yiilite.php would reduce the number of files being included and avoid
execution of trace statements.
yiilite.php without APC may actually reduce performance,
yiilite.php contains some classes that are not necessarily used
in every request and would take extra parsing time. It is also observed that
yiilite.php is slower with some server configurations, even when
APC is turned on. The best way to judge whether to use
yiilite.php or not
is to run a benchmark using the included
hello world demo.
As described in the Caching section, Yii provides several caching solutions that may improve the performance of a Web application significantly. If the generation of some data takes long time, we can use the data caching approach to reduce the data generation frequency; If a portion of page remains relatively static, we can use the fragment caching approach to reduce its rendering frequency; If a whole page remains relative static, we can use the page caching approach to save the rendering cost for the whole page.
If the application is using Active Record, we should turn on the schema caching to save the time of parsing database schema. This can be done by configuring the CDbConnection::schemaCachingDuration property to be a value greater than 0.
Besides these application-level caching techniques, we can also use server-level caching solutions to boost the application performance. As a matter of fact, the APC caching we described earlier belongs to this category. There are other server techniques, such as Zend Optimizer, eAccelerator, Squid, to name a few.
Fetching data from database is often the main performance bottleneck in a Web application. Although using caching may alleviate the performance hit, it does not fully solve the problem. When the database contains enormous data and the cached data is invalid, fetching the latest data could be prohibitively expensive without proper database and query design.
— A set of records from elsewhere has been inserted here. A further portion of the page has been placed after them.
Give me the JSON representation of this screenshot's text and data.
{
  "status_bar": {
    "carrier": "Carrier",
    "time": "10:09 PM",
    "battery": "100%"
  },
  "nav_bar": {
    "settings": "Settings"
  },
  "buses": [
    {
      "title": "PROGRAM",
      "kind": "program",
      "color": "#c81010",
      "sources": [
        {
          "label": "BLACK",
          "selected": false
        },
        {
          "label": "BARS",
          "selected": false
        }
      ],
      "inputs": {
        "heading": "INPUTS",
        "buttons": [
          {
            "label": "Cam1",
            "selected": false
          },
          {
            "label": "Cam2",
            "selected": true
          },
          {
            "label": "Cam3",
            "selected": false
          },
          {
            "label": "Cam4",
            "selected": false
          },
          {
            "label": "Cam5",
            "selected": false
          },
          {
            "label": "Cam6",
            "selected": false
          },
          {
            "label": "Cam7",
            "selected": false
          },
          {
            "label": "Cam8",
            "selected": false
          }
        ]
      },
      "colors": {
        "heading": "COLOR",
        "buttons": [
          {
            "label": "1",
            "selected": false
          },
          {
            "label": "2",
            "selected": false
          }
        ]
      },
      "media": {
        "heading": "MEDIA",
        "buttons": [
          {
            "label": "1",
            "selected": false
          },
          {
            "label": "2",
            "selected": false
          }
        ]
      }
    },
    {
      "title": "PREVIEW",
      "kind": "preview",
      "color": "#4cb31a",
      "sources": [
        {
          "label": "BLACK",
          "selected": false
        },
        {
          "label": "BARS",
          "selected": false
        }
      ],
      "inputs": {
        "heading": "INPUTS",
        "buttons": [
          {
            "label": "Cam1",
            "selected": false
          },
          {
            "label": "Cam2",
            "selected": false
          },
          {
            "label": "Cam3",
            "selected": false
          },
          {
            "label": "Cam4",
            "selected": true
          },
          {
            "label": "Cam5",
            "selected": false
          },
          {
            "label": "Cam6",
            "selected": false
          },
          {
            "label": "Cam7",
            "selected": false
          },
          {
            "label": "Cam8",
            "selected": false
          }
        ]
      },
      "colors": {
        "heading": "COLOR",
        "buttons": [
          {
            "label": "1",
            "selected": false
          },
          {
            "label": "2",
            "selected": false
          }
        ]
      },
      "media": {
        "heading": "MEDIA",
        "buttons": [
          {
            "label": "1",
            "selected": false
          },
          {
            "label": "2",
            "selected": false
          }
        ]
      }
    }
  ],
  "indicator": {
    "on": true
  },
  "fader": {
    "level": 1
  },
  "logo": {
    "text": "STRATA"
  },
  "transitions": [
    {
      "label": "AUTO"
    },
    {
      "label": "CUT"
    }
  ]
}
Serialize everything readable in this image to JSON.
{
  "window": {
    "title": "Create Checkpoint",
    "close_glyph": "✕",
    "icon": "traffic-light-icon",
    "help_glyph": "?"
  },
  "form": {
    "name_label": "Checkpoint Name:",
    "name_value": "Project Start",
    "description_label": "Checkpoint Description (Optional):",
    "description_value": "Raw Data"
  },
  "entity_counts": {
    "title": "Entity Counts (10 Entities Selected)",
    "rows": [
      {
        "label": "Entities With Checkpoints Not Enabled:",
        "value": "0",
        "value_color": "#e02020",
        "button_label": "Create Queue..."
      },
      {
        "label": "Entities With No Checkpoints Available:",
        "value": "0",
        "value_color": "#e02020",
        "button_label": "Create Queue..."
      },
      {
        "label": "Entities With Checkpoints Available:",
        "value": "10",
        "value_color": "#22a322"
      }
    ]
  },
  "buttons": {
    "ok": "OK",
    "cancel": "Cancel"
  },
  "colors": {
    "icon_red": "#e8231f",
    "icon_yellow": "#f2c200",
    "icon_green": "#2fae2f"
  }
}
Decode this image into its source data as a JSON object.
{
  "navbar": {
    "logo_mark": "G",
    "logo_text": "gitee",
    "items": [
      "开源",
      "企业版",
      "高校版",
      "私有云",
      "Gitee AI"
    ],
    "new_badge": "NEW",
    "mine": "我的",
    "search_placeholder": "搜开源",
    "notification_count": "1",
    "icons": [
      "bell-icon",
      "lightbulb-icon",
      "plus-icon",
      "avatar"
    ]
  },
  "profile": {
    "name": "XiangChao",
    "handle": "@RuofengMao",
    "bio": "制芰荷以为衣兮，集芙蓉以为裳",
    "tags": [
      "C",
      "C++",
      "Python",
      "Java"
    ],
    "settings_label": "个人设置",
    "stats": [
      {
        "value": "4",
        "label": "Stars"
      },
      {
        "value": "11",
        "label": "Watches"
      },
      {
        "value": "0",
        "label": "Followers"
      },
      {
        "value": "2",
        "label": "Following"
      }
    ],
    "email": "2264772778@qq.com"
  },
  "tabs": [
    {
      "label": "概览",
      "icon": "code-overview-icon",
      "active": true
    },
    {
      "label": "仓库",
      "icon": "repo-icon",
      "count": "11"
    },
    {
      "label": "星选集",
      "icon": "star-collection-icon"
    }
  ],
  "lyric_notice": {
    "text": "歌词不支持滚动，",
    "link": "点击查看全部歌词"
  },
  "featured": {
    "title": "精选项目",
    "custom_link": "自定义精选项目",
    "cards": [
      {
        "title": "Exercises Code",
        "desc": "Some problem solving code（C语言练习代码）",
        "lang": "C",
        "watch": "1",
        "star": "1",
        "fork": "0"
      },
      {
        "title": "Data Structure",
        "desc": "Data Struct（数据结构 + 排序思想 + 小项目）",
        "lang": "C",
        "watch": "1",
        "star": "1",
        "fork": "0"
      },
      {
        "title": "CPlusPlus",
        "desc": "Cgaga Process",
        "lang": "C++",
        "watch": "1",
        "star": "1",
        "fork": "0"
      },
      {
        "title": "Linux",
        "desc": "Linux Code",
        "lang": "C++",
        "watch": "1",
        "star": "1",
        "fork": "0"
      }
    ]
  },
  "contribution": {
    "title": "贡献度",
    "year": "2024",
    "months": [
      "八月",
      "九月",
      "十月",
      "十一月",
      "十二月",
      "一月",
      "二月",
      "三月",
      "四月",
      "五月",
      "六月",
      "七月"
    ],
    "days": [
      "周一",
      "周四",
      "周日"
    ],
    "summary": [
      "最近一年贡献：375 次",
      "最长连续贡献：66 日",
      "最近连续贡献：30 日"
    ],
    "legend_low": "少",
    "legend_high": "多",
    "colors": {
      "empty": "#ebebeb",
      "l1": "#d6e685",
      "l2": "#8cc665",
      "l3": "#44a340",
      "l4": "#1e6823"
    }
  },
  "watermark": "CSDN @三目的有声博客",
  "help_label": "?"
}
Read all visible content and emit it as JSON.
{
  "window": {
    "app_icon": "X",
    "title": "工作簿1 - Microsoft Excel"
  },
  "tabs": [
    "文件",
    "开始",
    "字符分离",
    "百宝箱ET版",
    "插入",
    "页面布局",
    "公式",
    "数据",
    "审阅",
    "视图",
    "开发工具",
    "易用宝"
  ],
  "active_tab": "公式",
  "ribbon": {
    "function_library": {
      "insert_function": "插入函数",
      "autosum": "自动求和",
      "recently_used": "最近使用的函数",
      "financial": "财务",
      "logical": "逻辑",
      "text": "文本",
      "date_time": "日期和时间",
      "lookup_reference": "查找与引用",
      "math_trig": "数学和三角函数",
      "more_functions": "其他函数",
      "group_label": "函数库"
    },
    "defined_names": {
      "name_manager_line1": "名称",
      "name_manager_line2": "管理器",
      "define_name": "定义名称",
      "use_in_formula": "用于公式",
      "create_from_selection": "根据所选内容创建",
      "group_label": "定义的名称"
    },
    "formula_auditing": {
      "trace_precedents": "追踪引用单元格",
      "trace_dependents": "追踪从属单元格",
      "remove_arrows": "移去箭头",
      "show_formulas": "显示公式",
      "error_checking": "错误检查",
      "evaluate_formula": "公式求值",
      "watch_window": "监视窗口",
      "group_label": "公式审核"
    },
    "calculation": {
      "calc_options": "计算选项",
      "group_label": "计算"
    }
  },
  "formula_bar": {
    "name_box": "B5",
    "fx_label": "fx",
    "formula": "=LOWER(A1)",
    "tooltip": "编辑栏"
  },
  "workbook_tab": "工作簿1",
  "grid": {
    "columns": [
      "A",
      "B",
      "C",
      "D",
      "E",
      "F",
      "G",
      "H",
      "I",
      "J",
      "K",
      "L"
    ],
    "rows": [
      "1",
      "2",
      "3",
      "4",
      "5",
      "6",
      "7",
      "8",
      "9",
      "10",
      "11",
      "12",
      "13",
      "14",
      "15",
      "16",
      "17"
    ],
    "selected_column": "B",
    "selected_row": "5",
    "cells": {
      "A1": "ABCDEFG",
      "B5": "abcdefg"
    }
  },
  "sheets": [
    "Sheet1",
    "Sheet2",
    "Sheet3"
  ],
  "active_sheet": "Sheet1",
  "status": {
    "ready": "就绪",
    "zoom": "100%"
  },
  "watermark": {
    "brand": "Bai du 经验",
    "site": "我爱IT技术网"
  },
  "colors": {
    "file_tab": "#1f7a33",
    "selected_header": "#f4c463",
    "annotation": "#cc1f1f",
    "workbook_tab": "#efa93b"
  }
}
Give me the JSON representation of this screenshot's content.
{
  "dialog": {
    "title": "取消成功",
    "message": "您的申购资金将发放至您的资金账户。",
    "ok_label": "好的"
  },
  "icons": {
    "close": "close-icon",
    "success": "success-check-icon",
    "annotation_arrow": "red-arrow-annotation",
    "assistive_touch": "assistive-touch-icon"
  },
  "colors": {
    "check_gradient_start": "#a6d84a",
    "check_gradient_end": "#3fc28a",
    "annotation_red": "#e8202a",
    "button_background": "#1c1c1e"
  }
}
Design index wisely in a database. Indexing can make
SELECT queries much
faster, but it may slow down
For complex queries, it is recommended to create a database view for it instead of issuing the queries inside the PHP code and asking DBMS to parse them repetitively.
Do not overuse Active Record. Although Active Record is good at modelling data in an OOP fashion, it actually degrades performance due to the fact that it needs to create one or several objects to represent each row of query result. For data intensive applications, using DAO or database APIs at lower level could be a better choice.
Last but not least, use
LIMIT in your
SELECT queries. This avoids
fetching overwhelming data from database and exhausting the memory
allocated to PHP.
For a page generated by Yii, chances are that some script files are rendered by components that we do not want to modify (e.g. Yii core components, third-party components). In order to minimizing these script files, we need two steps.
First, we declare the scripts to be minimized by configuring the scriptMap property of the clientScript application component. This can be done either in the application configuration or in code. For example,
$cs=Yii::app()->clientScript; $cs->scriptMap=array( 'jquery.js'=>'/js/all.js', 'jquery.ajaxqueue.js'=>'/js/all.js', 'jquery.metadata.js'=>'/js/all.js', ...... );
The same trick also applies to CSS files.
We can also improve page loading speed with the help of Google AJAX Libraries API. For example, we can include
jquery.js from Google servers instead of our own server. To do so, we first configure the
scriptMap as follows,
$cs=Yii::app()->clientScript; $cs->scriptMap=array( 'jquery.js'=>false, 'jquery.ajaxqueue.js'=>false, 'jquery.metadata.js'=>false, ...... );
By mapping these script files to false, we prevent Yii from generating the code to include these files. Instead, we write the following code in our pages to explicitly include the script files from Google,
<head> <?php echo CGoogleApi::init(); <?php echo CHtml::script( CGoogleApi::load('jquery','1.3.2') . "\n" . CGoogleApi::load('jquery.ajaxqueue.js') . "\n" . CGoogleApi::load('jquery.metadata.js') ); ...... </head>